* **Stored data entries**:
#####

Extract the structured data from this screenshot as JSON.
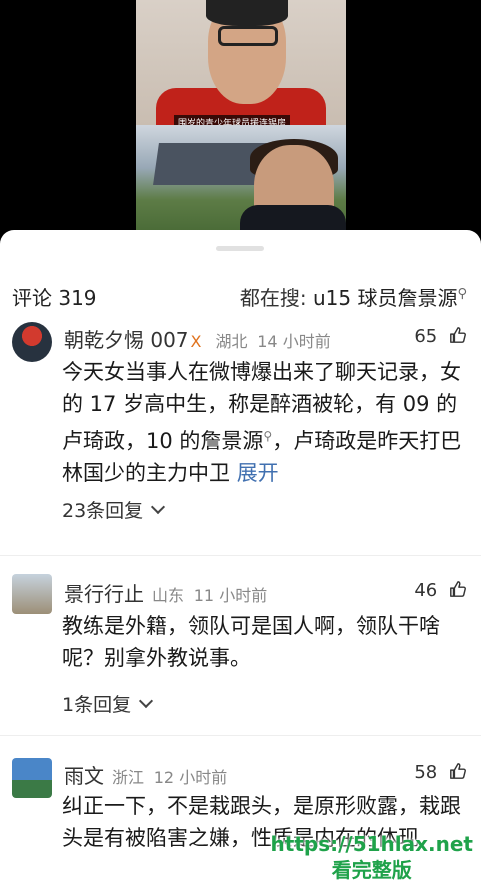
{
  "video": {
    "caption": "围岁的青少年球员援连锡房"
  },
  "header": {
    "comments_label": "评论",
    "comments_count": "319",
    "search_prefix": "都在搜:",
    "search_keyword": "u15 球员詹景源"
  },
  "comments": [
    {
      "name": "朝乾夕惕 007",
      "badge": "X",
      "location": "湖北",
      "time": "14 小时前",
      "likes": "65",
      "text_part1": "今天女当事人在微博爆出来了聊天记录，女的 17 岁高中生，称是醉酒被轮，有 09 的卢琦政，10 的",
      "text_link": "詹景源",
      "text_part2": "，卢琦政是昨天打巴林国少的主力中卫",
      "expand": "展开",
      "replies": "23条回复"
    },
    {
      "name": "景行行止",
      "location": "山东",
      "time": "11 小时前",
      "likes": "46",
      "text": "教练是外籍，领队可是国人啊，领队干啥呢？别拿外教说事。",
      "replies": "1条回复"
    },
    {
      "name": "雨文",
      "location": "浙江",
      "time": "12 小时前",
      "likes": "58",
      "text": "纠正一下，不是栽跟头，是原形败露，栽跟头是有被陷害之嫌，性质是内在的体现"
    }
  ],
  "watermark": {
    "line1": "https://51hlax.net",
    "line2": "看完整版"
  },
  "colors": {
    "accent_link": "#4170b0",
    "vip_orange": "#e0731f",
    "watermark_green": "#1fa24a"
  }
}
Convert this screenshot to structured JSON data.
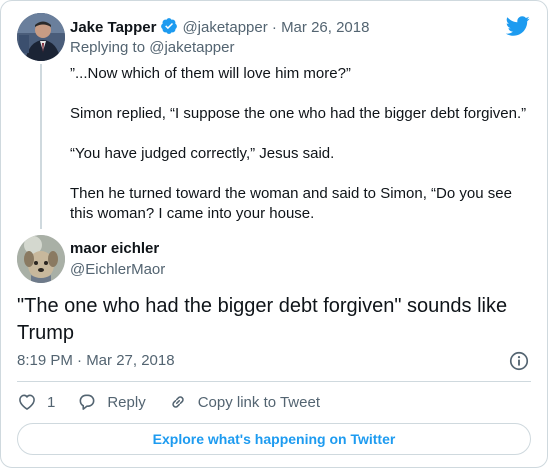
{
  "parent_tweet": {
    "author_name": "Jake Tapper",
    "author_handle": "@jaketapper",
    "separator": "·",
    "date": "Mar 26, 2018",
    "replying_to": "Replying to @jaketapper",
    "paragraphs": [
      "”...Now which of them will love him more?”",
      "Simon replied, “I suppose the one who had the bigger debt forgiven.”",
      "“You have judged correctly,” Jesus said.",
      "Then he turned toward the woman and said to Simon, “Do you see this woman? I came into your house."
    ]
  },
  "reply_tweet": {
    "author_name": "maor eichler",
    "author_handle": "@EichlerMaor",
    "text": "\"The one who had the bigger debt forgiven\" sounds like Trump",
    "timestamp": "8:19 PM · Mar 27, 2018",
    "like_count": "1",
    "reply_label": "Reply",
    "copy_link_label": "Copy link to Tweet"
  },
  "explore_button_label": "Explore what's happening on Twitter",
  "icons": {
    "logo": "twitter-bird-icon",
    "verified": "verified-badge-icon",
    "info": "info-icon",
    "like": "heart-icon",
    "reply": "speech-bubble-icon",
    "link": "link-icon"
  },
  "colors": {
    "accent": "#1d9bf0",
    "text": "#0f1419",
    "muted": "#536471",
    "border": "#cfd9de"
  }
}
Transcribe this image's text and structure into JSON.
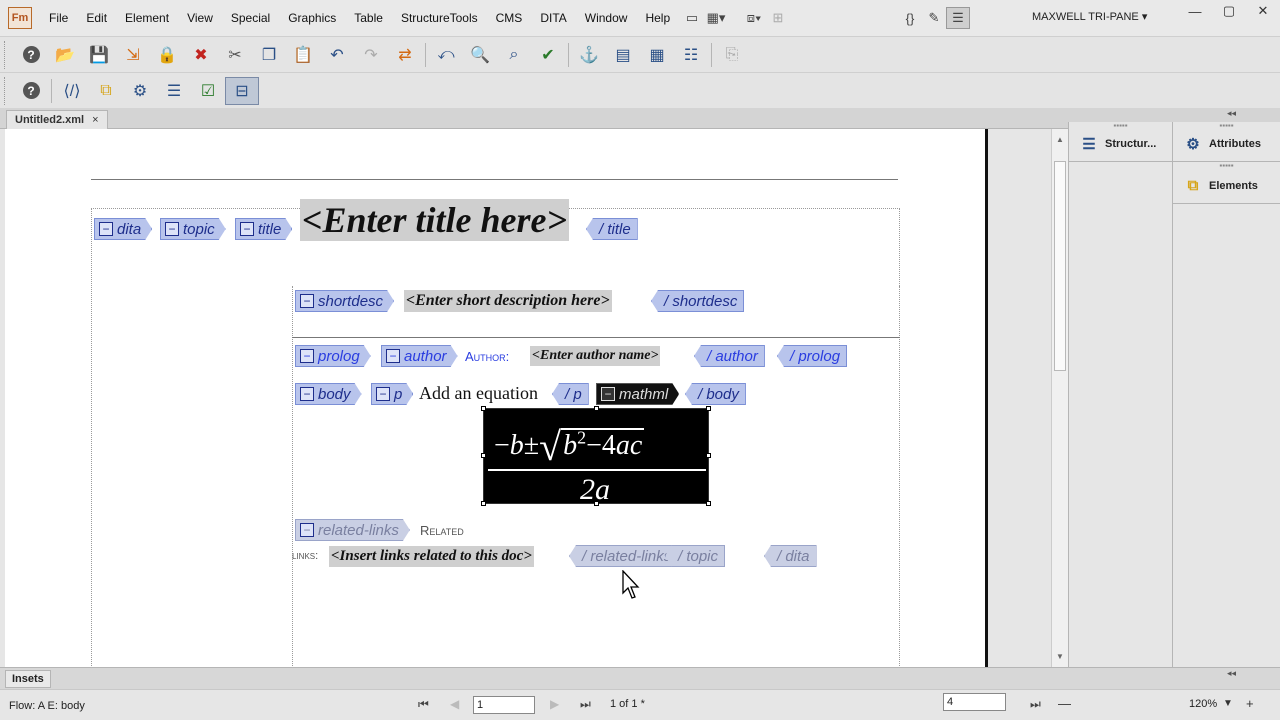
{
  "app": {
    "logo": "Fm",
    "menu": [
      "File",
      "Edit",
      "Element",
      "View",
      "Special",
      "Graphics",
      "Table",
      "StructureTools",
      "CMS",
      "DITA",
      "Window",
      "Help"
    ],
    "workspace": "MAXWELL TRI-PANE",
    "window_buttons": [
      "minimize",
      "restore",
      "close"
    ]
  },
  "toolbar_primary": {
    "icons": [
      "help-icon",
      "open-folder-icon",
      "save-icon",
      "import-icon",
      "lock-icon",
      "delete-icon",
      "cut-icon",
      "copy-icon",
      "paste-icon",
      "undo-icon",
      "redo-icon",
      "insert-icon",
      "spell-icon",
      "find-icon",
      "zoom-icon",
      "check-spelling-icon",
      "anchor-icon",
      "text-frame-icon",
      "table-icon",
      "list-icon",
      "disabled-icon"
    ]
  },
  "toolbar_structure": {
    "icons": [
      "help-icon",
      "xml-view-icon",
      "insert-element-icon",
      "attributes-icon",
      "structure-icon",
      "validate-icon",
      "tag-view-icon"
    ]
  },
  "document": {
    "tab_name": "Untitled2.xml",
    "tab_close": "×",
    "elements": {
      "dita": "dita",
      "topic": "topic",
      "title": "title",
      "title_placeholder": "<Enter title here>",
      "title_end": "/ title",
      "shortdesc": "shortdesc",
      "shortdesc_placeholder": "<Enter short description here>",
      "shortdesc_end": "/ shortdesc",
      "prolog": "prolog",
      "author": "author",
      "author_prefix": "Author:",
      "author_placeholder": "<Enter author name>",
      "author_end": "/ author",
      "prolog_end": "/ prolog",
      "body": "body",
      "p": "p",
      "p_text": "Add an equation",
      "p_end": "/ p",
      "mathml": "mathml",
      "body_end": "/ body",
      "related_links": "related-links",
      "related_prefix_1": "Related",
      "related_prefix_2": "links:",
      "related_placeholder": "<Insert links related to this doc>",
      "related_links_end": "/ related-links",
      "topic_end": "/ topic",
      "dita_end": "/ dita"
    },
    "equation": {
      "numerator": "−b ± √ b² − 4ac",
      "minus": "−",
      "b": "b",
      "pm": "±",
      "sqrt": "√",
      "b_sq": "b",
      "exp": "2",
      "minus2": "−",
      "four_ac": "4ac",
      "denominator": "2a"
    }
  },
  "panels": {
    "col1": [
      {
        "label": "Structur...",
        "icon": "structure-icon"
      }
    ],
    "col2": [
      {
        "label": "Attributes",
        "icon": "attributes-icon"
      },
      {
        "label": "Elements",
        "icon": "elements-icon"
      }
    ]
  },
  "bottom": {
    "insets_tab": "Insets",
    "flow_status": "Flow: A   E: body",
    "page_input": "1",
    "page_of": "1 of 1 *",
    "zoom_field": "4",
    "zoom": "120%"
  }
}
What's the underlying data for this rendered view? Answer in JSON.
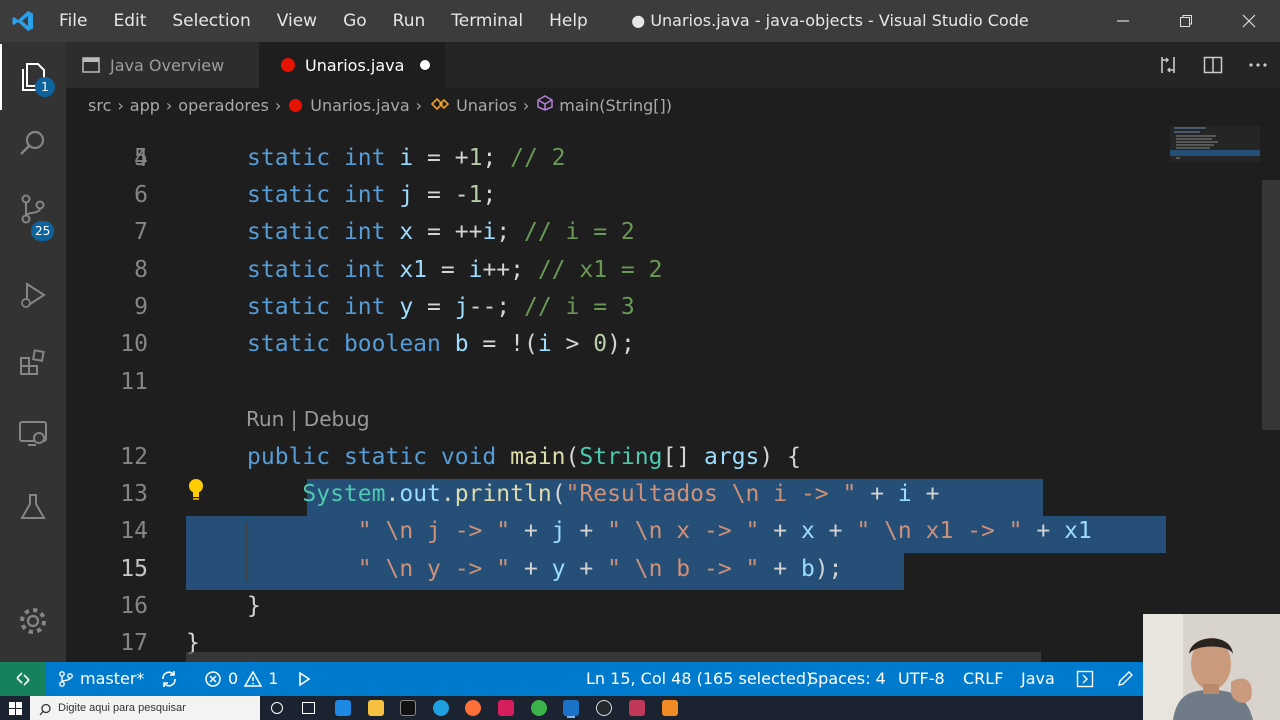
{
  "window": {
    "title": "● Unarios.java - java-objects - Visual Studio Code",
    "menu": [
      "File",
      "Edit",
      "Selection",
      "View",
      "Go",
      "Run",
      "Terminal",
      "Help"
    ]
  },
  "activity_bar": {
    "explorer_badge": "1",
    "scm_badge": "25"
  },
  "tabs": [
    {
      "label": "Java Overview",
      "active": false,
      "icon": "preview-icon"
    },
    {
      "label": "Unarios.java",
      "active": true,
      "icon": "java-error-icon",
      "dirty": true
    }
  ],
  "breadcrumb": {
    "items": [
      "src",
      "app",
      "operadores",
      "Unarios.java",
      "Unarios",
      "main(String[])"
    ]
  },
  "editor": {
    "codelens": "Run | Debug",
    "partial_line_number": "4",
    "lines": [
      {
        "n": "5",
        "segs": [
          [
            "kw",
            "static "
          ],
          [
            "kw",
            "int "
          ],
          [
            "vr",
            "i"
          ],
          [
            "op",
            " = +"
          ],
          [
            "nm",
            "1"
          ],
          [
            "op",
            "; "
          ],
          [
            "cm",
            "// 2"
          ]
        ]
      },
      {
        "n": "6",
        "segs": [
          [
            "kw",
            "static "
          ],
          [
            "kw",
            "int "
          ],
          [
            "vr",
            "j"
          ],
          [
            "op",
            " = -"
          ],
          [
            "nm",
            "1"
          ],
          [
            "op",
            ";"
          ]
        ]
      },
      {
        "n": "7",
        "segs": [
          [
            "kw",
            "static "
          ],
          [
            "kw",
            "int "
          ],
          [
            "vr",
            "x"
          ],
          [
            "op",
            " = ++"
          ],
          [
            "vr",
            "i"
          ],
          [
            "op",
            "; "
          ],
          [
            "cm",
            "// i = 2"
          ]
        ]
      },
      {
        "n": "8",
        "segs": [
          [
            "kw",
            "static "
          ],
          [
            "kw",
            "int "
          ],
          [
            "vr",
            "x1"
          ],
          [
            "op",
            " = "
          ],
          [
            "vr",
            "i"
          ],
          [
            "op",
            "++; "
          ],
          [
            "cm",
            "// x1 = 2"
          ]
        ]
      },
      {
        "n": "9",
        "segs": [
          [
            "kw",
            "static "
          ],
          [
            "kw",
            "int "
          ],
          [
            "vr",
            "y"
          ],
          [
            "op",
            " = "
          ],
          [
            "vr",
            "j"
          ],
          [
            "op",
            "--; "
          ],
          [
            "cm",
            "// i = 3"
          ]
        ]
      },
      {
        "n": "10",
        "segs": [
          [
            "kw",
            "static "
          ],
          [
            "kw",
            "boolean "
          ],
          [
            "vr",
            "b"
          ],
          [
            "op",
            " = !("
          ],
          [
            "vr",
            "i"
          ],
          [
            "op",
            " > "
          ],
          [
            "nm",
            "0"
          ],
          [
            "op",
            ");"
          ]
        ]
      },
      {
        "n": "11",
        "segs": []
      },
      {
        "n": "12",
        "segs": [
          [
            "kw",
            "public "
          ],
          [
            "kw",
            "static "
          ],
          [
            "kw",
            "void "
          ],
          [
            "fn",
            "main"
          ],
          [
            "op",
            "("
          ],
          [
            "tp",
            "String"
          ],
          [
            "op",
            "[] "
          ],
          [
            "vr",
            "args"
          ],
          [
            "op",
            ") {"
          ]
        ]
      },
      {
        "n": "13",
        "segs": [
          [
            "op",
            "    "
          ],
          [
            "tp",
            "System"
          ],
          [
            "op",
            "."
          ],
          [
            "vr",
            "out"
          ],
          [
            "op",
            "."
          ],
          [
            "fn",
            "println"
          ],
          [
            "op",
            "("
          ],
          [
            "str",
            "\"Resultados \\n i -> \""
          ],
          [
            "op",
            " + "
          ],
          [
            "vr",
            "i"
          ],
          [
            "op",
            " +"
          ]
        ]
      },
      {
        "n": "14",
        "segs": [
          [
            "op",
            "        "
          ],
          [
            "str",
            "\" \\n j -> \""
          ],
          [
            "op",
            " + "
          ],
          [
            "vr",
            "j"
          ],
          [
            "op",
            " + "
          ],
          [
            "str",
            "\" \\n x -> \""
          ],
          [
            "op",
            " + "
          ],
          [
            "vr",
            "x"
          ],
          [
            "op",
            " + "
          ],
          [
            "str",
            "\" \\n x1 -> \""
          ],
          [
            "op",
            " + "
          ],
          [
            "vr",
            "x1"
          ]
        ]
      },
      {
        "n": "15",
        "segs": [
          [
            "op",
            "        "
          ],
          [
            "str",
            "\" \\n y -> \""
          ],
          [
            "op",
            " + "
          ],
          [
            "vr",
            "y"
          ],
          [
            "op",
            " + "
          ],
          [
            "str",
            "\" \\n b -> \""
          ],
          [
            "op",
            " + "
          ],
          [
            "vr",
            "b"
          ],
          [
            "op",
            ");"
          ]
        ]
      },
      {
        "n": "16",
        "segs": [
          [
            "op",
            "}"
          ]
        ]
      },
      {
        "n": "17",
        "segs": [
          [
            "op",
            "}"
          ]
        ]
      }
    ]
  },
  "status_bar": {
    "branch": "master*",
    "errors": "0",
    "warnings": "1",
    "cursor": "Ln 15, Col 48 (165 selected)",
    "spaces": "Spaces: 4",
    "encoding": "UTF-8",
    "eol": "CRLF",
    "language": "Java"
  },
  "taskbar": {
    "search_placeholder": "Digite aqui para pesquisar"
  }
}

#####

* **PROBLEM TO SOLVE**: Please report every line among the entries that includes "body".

* **RESULT FOR THIS EXERCISE**:
      "body": "body",
      "body_end": "/ body",
    "flow_status": "Flow: A   E: body",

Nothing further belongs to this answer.